- [Work instructions]: Please give every entry again, exactly as it reads.

Items from an interface collection:
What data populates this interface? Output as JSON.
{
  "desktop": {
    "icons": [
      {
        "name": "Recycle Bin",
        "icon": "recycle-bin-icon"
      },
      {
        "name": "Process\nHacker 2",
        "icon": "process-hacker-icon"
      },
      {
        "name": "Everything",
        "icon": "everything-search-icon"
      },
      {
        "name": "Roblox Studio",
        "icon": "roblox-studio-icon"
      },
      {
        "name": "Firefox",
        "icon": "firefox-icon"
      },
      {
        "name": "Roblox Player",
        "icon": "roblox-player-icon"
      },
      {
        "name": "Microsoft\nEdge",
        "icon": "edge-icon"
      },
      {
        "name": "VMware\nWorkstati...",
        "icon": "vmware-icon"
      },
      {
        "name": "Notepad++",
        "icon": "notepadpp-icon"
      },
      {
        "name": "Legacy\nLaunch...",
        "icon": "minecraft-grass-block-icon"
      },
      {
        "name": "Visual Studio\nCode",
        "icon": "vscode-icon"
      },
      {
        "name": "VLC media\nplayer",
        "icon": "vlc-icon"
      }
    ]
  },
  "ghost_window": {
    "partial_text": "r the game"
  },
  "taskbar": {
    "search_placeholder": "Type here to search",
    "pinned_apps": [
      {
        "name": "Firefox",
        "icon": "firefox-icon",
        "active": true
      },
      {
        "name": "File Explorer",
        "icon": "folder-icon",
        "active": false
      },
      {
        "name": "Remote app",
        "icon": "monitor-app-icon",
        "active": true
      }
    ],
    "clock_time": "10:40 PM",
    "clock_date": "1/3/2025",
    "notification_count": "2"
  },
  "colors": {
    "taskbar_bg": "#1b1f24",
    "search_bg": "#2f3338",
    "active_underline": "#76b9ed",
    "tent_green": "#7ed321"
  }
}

- [Task response]:
What data populates this interface? Output as JSON.
{
  "desktop": {
    "icons": [
      {
        "name": "Recycle Bin",
        "icon": "recycle-bin-icon"
      },
      {
        "name": "Process\nHacker 2",
        "icon": "process-hacker-icon"
      },
      {
        "name": "Everything",
        "icon": "everything-search-icon"
      },
      {
        "name": "Roblox Studio",
        "icon": "roblox-studio-icon"
      },
      {
        "name": "Firefox",
        "icon": "firefox-icon"
      },
      {
        "name": "Roblox Player",
        "icon": "roblox-player-icon"
      },
      {
        "name": "Microsoft\nEdge",
        "icon": "edge-icon"
      },
      {
        "name": "VMware\nWorkstati...",
        "icon": "vmware-icon"
      },
      {
        "name": "Notepad++",
        "icon": "notepadpp-icon"
      },
      {
        "name": "Legacy\nLaunch...",
        "icon": "minecraft-grass-block-icon"
      },
      {
        "name": "Visual Studio\nCode",
        "icon": "vscode-icon"
      },
      {
        "name": "VLC media\nplayer",
        "icon": "vlc-icon"
      }
    ]
  },
  "ghost_window": {
    "partial_text": "r the game"
  },
  "taskbar": {
    "search_placeholder": "Type here to search",
    "pinned_apps": [
      {
        "name": "Firefox",
        "icon": "firefox-icon",
        "active": true
      },
      {
        "name": "File Explorer",
        "icon": "folder-icon",
        "active": false
      },
      {
        "name": "Remote app",
        "icon": "monitor-app-icon",
        "active": true
      }
    ],
    "clock_time": "10:40 PM",
    "clock_date": "1/3/2025",
    "notification_count": "2"
  },
  "colors": {
    "taskbar_bg": "#1b1f24",
    "search_bg": "#2f3338",
    "active_underline": "#76b9ed",
    "tent_green": "#7ed321"
  }
}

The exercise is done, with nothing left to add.